→ The task
Restate all the data word for word, leaving nothing out.

Source records Start Marker

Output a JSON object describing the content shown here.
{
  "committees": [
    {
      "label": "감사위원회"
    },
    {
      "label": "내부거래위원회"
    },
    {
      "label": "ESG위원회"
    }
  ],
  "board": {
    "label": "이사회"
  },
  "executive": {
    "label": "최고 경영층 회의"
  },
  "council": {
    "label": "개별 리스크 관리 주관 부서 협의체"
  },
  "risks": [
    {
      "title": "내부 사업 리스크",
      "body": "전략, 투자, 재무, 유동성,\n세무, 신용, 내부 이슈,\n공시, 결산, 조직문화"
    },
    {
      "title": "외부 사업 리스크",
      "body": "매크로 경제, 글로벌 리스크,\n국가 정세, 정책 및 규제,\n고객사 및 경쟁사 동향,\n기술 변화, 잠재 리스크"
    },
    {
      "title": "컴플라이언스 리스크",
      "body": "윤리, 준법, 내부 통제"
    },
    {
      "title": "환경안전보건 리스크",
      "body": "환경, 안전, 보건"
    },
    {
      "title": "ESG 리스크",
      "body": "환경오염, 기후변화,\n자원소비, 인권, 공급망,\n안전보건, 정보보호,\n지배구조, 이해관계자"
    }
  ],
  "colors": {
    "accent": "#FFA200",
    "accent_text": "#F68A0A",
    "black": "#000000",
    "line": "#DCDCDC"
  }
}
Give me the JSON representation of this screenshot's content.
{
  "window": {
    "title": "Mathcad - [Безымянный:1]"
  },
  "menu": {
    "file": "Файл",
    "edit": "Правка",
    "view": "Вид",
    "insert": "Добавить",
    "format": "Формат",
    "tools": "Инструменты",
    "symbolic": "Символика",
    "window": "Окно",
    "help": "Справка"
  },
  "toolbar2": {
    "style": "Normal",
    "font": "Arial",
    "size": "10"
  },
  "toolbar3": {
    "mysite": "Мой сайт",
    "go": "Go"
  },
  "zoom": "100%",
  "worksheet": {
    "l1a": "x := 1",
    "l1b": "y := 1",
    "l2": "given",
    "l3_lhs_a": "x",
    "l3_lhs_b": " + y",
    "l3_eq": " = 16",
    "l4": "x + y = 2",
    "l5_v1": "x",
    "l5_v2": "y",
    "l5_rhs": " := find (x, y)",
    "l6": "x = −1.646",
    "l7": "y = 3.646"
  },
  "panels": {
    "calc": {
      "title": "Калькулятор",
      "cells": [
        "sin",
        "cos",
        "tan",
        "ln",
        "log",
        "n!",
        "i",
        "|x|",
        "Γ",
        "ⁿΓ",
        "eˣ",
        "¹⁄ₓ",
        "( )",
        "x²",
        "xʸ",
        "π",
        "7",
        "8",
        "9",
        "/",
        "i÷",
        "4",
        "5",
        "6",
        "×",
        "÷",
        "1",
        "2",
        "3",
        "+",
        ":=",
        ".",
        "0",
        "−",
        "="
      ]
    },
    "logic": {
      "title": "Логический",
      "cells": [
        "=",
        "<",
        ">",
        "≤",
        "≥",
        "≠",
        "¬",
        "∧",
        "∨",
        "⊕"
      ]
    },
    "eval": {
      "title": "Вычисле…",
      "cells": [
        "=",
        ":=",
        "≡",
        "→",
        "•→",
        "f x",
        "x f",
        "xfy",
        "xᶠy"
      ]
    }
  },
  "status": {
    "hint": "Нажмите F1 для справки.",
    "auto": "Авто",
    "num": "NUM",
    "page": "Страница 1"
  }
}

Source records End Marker

→ Answer to the exercise
Output a JSON object describing the content shown here.
{
  "committees": [
    {
      "label": "감사위원회"
    },
    {
      "label": "내부거래위원회"
    },
    {
      "label": "ESG위원회"
    }
  ],
  "board": {
    "label": "이사회"
  },
  "executive": {
    "label": "최고 경영층 회의"
  },
  "council": {
    "label": "개별 리스크 관리 주관 부서 협의체"
  },
  "risks": [
    {
      "title": "내부 사업 리스크",
      "body": "전략, 투자, 재무, 유동성,\n세무, 신용, 내부 이슈,\n공시, 결산, 조직문화"
    },
    {
      "title": "외부 사업 리스크",
      "body": "매크로 경제, 글로벌 리스크,\n국가 정세, 정책 및 규제,\n고객사 및 경쟁사 동향,\n기술 변화, 잠재 리스크"
    },
    {
      "title": "컴플라이언스 리스크",
      "body": "윤리, 준법, 내부 통제"
    },
    {
      "title": "환경안전보건 리스크",
      "body": "환경, 안전, 보건"
    },
    {
      "title": "ESG 리스크",
      "body": "환경오염, 기후변화,\n자원소비, 인권, 공급망,\n안전보건, 정보보호,\n지배구조, 이해관계자"
    }
  ],
  "colors": {
    "accent": "#FFA200",
    "accent_text": "#F68A0A",
    "black": "#000000",
    "line": "#DCDCDC"
  }
}
Give me the JSON representation of this screenshot's content.
{
  "window": {
    "title": "Mathcad - [Безымянный:1]"
  },
  "menu": {
    "file": "Файл",
    "edit": "Правка",
    "view": "Вид",
    "insert": "Добавить",
    "format": "Формат",
    "tools": "Инструменты",
    "symbolic": "Символика",
    "window": "Окно",
    "help": "Справка"
  },
  "toolbar2": {
    "style": "Normal",
    "font": "Arial",
    "size": "10"
  },
  "toolbar3": {
    "mysite": "Мой сайт",
    "go": "Go"
  },
  "zoom": "100%",
  "worksheet": {
    "l1a": "x := 1",
    "l1b": "y := 1",
    "l2": "given",
    "l3_lhs_a": "x",
    "l3_lhs_b": " + y",
    "l3_eq": " = 16",
    "l4": "x + y = 2",
    "l5_v1": "x",
    "l5_v2": "y",
    "l5_rhs": " := find (x, y)",
    "l6": "x = −1.646",
    "l7": "y = 3.646"
  },
  "panels": {
    "calc": {
      "title": "Калькулятор",
      "cells": [
        "sin",
        "cos",
        "tan",
        "ln",
        "log",
        "n!",
        "i",
        "|x|",
        "Γ",
        "ⁿΓ",
        "eˣ",
        "¹⁄ₓ",
        "( )",
        "x²",
        "xʸ",
        "π",
        "7",
        "8",
        "9",
        "/",
        "i÷",
        "4",
        "5",
        "6",
        "×",
        "÷",
        "1",
        "2",
        "3",
        "+",
        ":=",
        ".",
        "0",
        "−",
        "="
      ]
    },
    "logic": {
      "title": "Логический",
      "cells": [
        "=",
        "<",
        ">",
        "≤",
        "≥",
        "≠",
        "¬",
        "∧",
        "∨",
        "⊕"
      ]
    },
    "eval": {
      "title": "Вычисле…",
      "cells": [
        "=",
        ":=",
        "≡",
        "→",
        "•→",
        "f x",
        "x f",
        "xfy",
        "xᶠy"
      ]
    }
  },
  "status": {
    "hint": "Нажмите F1 для справки.",
    "auto": "Авто",
    "num": "NUM",
    "page": "Страница 1"
  }
}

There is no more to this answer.